In 2008, over 28,000 entries from 85 countries competed for the coveted Lions at the Cannes 55th International Advertising Festival. That’s an increase of 10.2% versus 2007. Wow-zee, woozers! Without taking into account the new Design Lions category, that increase is 5.8%. A lot of those new entrants also come from the break out of TV to include other screens.
In order to enter your work in Cannes, you’re paying anywhere from $466 US (Radio Lions) to $1120 if you’re entering into the Film Lions. If you’re living in the UK, it’s a little bit more. The average entry fee cost (considering Film, Outdoor, Cyber, Direct, Radio, Integrated, etc.) is $816.84 (roughly). Stay with me, ok? So, that average times the 28,000 entries? $22,871,576. Oh yeah dawg. Read it and weep.
If you want to go for the full 4 days and go to every event the festival has running it’ll cost ya. That’s 2386.02 pounds or 4455.42 US dollars (that includes the French TVA fee). For arguments sake, let’s say that of the 10,000 reported delegates, not everyone got the full package. Lets say they ponied up for three days. That’s still $3126.61. Okay, multiply that by the 10,000 or so delegates. I’ll wait.
Got it? Right, right – $31,266,000. Shall we add those two numbers together?

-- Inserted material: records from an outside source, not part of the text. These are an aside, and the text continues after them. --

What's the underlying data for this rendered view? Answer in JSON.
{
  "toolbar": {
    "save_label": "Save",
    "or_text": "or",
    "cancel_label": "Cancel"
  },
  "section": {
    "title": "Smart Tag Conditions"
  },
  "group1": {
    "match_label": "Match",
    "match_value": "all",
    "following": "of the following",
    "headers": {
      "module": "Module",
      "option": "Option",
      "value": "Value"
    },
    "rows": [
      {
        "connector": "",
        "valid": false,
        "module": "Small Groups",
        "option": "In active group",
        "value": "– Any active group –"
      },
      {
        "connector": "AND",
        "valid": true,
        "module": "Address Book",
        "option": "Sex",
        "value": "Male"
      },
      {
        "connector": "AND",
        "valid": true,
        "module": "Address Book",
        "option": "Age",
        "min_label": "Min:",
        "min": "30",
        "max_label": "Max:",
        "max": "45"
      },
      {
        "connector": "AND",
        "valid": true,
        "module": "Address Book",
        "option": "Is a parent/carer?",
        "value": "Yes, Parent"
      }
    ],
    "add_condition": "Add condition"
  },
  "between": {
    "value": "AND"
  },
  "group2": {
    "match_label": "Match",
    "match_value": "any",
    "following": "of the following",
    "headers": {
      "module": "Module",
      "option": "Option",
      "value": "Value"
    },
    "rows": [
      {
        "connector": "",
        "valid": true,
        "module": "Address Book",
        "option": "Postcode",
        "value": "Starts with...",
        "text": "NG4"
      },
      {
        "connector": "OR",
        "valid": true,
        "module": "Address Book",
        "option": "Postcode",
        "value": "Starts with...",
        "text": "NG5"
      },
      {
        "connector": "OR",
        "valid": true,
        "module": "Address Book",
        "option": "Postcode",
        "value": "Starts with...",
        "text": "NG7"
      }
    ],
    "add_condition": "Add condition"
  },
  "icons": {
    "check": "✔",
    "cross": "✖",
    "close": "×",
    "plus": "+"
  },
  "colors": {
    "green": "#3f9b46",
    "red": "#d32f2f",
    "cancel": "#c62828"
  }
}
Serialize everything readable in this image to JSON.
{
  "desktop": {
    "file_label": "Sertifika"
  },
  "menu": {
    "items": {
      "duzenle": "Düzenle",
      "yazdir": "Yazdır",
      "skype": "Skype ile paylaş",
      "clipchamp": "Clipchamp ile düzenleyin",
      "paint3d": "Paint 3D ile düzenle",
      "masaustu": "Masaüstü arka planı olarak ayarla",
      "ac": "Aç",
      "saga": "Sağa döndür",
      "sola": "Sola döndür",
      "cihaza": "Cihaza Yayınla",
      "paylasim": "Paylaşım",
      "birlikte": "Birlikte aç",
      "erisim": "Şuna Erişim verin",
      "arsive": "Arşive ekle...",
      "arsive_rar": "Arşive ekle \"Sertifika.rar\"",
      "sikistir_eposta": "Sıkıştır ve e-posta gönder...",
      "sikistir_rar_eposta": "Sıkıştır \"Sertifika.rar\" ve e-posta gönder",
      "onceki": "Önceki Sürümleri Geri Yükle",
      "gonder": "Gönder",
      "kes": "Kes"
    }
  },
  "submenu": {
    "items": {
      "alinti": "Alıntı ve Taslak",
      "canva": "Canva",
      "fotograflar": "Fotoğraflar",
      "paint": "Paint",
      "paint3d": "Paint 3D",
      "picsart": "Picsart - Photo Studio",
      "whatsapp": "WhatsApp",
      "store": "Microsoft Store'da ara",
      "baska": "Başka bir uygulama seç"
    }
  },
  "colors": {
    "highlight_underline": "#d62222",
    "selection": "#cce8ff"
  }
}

I’ll do it for you. It’s $54,137,576. And keep in mind that I’m underestimating everything. Plus, I’m not including how much it cost to access the archives each year – a whopping $2800 – nor the kickbacks from various enterprises in Cannes. Oh, Cannes is so smart.
Of course, some agencies bill back their entry fees to clients. Smaller agencies might just be on the line for the dough. Out of all the attendees about 96% of people will get their return on investment and hell, it can be valuable. They’ve branded the hell out of the competition and its worked, hook line and sinker. They say that a Cannes Lions can bring a new job offer, new clients and keep old ones. Still, it’s kind of like a game of bolita.
Bolita is type of lottery, which was popular in the latter 19th and early 20th centuries in Cuba and among Florida’s working class. In the basic bolita game, 100 small numbered balls are placed into a bag and bets are taken on which number will be drawn. Bets sold well in advance, and the game could be rigged, by having extra balls of a given number or not including others at all. Other means of cheating included having putting certain balls in ice beforehand so they’d be cold and therefore easy for the selector to find by touch. Sounds kind of like Cannes no? Lets rig the game with fake ads along with the basic shaky principles of judges promising not to vote for friends and their own work. Riiiight.
Come on. The least Cannes could do is pay for the judge’s airfare and you know, check an ad or two to see if it’s real. How much would that cost? Ten dollars an hour to have some interns make some calls? You do the math.